(click on pictures to enlarge)
Every few days there’s a raucous squawking outside our window and we see these green parakeets picking berries or bursting open pomegranates on the trees outside. It still takes me by surprise as seeing parrots in the wild is something I associate more with India or Africa than with Rome. I first saw parrots here on the Via Appia Antica where there’s a flock of them close to the Catacombs. I assumed that someone had once let loose pet parrots and that they had survived and multiplied. I’ve heard that one can also see them in the gardens of the Villa Pamphili and the Villa Borghese but to see them so close to buildings is surprising. I’m not sure if there’s a shortage of food or if they’ve just adapted to urban life and are spreading.
There are lots of birds in Rome. We see swallows swooping down in the mornings which is a real pleasure when its warm enough to have breakfast on the balcony. Starlings cover the trees near Termini Station in the Fall filling the air with their chirping at dusk (and leaving a helluva mess below for the city to clean up!). It’s very pleasant hearing birdsong and seeing birds flying about but the seagulls have become a problem. No longer do you have to go to the seaside to see gulls skimming for fish along a lonely coastline. They’ve all come into the city. Rome has a communal garbage system and I guess they have easy pickings in the large bins on every street. You see them atop the statues and monuments making a mess and quite unafraid of people walking by.
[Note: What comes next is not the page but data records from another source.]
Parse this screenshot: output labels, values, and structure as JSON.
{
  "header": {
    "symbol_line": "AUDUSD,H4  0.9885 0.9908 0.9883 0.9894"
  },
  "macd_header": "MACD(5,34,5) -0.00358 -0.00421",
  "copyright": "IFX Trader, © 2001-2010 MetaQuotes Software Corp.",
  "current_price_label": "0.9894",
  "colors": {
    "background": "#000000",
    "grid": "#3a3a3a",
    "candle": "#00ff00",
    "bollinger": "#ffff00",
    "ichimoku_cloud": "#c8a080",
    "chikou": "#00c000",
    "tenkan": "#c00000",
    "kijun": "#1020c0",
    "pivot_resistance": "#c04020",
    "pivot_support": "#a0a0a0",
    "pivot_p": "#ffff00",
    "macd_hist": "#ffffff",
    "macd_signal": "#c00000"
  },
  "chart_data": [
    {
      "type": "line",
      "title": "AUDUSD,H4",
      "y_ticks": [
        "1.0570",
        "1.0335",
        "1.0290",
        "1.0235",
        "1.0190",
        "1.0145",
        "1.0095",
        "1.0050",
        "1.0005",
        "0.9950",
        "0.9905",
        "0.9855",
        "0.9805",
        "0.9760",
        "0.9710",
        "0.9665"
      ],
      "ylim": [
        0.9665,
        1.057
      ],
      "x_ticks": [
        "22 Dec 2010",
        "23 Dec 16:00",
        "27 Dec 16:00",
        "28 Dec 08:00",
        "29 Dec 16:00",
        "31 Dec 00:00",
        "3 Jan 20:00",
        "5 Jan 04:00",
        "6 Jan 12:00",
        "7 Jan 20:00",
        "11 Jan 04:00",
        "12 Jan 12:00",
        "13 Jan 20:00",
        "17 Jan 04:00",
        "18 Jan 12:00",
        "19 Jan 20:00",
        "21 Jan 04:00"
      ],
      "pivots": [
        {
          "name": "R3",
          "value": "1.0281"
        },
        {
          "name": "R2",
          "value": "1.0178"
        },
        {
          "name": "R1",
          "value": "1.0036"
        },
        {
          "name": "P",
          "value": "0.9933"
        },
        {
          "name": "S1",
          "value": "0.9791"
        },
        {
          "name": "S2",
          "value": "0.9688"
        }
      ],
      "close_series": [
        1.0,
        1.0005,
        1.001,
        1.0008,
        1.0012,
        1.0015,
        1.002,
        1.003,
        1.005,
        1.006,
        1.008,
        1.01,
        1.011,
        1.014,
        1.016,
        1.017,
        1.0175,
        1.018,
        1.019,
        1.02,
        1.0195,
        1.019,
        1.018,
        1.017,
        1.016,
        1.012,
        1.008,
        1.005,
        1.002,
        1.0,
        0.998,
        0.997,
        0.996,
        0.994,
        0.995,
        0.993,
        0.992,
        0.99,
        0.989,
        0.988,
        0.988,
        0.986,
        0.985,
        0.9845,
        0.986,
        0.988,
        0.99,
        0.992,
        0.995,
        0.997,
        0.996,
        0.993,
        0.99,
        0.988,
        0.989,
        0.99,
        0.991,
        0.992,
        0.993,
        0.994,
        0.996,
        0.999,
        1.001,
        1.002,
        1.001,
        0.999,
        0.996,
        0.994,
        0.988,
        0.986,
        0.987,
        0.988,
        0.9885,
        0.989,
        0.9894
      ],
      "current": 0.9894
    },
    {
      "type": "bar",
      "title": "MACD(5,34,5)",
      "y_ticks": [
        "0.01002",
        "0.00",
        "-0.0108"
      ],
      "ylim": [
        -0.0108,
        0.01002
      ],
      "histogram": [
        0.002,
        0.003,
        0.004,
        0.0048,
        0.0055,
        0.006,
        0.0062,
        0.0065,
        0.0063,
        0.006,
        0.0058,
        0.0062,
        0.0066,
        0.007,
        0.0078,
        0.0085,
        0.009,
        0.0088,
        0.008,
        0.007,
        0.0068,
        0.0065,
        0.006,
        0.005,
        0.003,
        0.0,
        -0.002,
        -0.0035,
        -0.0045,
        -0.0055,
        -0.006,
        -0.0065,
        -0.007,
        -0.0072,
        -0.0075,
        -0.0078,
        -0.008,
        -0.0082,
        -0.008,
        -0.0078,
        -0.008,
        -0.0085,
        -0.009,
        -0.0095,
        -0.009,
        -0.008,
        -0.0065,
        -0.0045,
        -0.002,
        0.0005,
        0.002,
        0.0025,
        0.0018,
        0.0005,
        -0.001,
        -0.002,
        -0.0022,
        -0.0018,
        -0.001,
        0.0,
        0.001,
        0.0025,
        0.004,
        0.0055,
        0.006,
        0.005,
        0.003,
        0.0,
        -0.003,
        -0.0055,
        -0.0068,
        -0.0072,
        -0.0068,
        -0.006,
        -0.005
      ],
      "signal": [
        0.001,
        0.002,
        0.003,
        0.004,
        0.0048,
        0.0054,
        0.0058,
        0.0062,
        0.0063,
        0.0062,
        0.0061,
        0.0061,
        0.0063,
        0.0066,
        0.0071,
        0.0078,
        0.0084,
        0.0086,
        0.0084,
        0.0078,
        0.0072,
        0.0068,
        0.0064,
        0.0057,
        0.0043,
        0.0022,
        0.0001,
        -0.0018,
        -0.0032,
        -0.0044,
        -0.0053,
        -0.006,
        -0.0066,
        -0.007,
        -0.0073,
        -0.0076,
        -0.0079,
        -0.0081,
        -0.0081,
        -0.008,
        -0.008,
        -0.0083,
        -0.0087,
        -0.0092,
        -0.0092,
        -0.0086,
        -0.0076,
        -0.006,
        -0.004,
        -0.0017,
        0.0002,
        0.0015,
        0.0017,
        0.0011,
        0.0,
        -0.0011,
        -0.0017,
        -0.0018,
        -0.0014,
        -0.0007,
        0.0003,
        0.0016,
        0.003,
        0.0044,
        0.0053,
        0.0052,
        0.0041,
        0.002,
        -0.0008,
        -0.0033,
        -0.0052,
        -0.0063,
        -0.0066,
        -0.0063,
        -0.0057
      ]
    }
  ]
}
Every year, towards the end of January, the Pope would release a couple of doves in Piazza San Pietro as a sign of peace. Last year, no sooner had two white doves been released when a seagull attacked one and a crow set upon the other. People watched with horrified fascination as the poor doves were viciously attacked. Animal Rights activists pleaded for the practice to be stopped so it didn’t happen this year. However, it’s not only gentle, peaceful doves who get brutalized. Last week we were in front of the Palazzo Montecittorio (Parliament building) when all of a sudden we heard a party of American schoolgirls screaming and shrieking. We went over to see what had happened and saw two seagulls viciously tearing a pigeon apart and fighting for the choicest pieces. Luckily, it was well dead and mostly consumed by the time we saw it as it was not a pretty sight. Interesting that we should have come upon this outside the Parliament building and perhaps an apt metaphor for what must go on inside!